The banjo gets a bad reputation. People dismiss the instrument as a cheaper version of the guitar, meant only for rednecks who live next to the bayou and live off catfish while wrestling ‘gators. However, the banjo is more than just a guitar with some twang.
In fact, did you know that famous comedian Steve Martin is also an incredible banjo player? He has played the banjo as his monologue on Saturday Night Live multiple times, including this amazing 1979 performance, and has even released an album of banjo songs.
This 5-stringed instrument is definitely unique compared to its 6-stringed relative, the acoustic guitar. But why does it look so different? And why are those distinctions so important?
Simply put, the key difference between a banjo and a guitar is the body of the instrument. The body of the banjo is round and covered with a sheet of animal skin or plastic, similar to a drum head. The sound reverberates off of the sheet instead of wood with a hollow inside. The strings are also made entirely of metal, compared to the acoustic guitar’s being made from steel. The metal and drum head combined create the high pitched, twangy sound associated with the banjo.

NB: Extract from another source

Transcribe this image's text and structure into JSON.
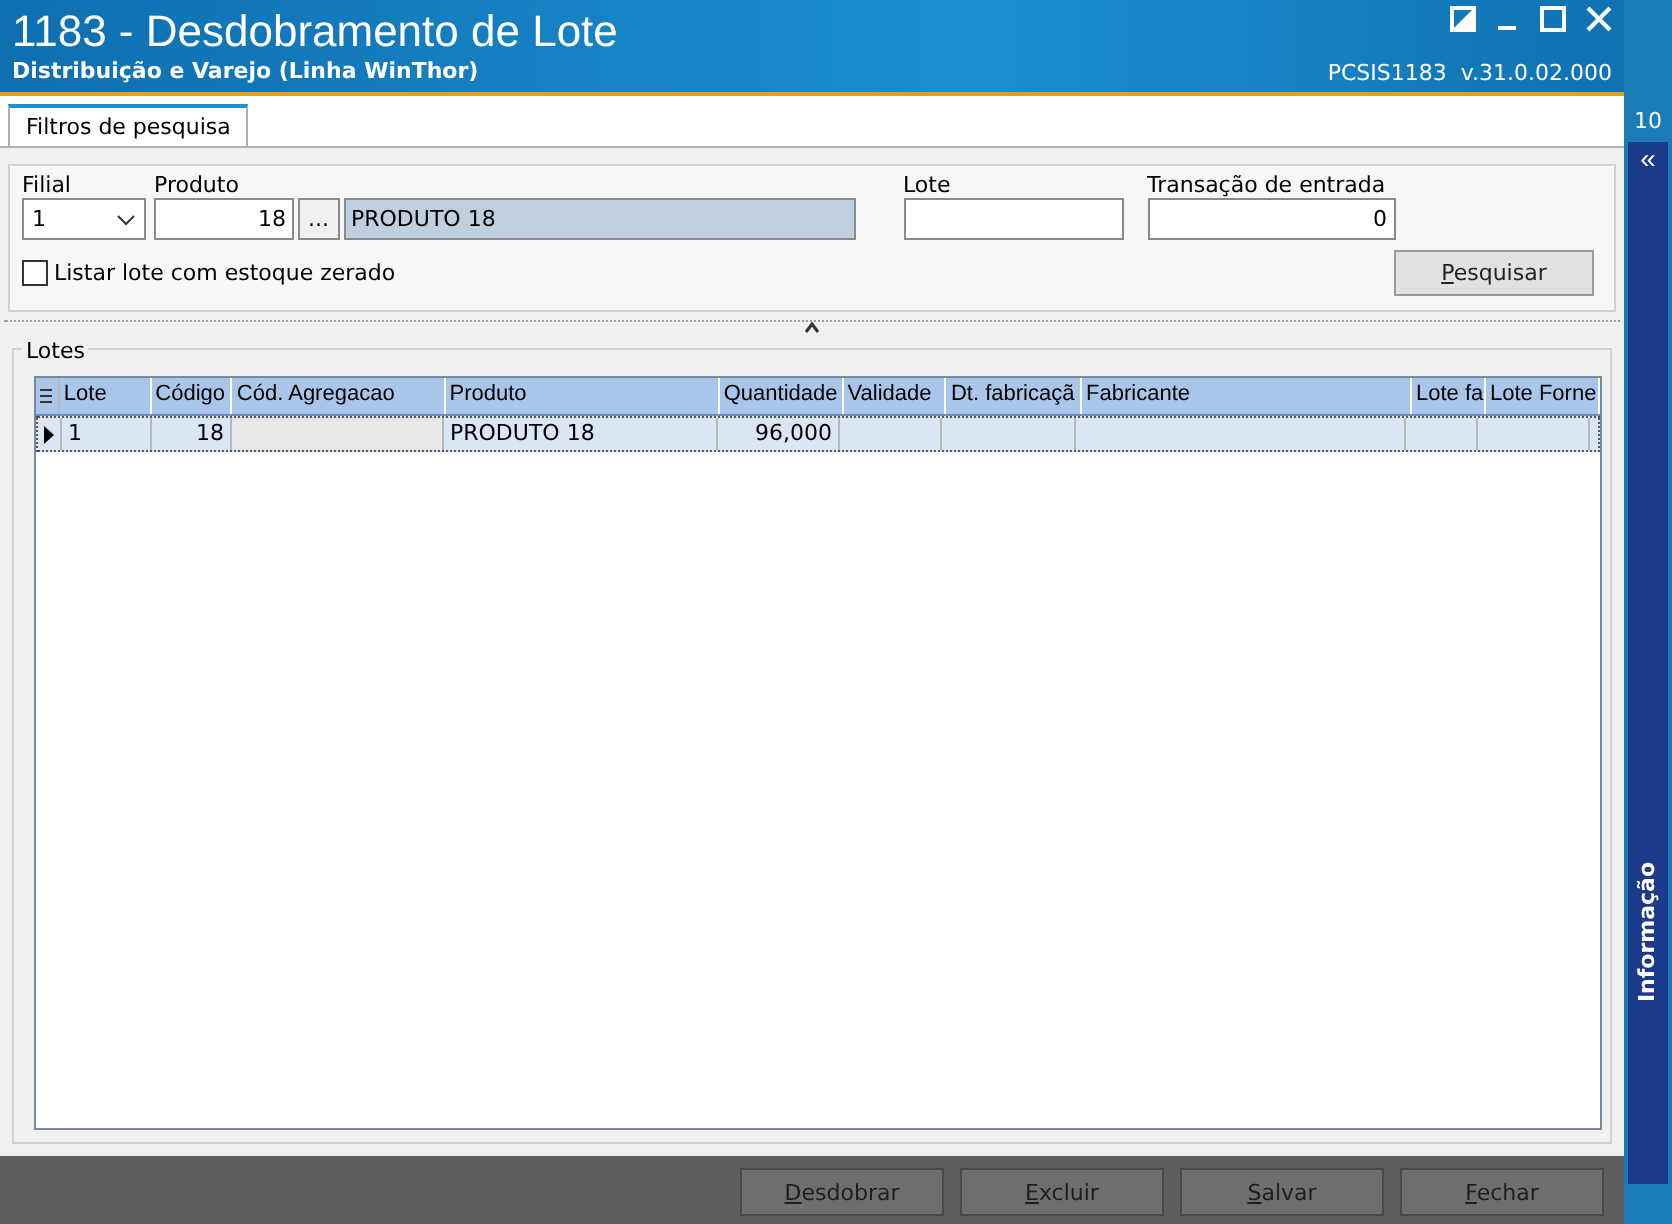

Though we might think of the banjo as an American instrument, the instrument actually originates from Africa. The banjar, as it was originally named, was a simple instrument made from a hollowed-out gourd, a horsehair string, animal skin, and a long stick.
"The Old Plantation", an anonymous folk painting from the 1700s depicting slaves dancing to banjo
When Africans were forcefully brought to the New World, so were their culture and traditions. Over time, the instrument was adopted by white people, particularly with the Appalachians, thanks to the instrument’s simple design and relatively easy playing style.
It wasn’t until the minstrel shows of the 19th century, though, until the banjo broke into mainstream popularity. These minstrel performers, typically white men who would paint their faces black, would depict stereotypes of African American culture through singing and dance. The banjo was one instrument utilized during these performances. As minstrel shows rightfully died out, the popularity of the instrument still remained, utilized in jazz bands and bluegrass bands during the 20th century.
More recently, though, the banjo is most commonly associated with genres of music like blues, folk, and country. But the high pitched sound of the banjo has a place in more than just country music. Even rock legends like Led Zeppelin and The Eagles have utilized the sound of the instrument-- including one my favorite musicians to utilize the instrument, Sufjan Stevens.
If you’ve been interested in learning a stringed instrument, perhaps you should brave the banjo. Idaho State University's Continuing Education and Workforce Training will be offering a Beginner’s Banjo/Mandolin course.
Dr. Bryan Barclay will teach you how to read banjo and mandolin tablature, along with Scrugg's style techniques to recreate that classic bluegrass sound. Before long, you will also be a banjo master-- though probably nothing to Steve Martin’s caliber.
For more information on this course, or to see other courses available this semester, check out the 2020-2021 Fall semester catalog by clicking here.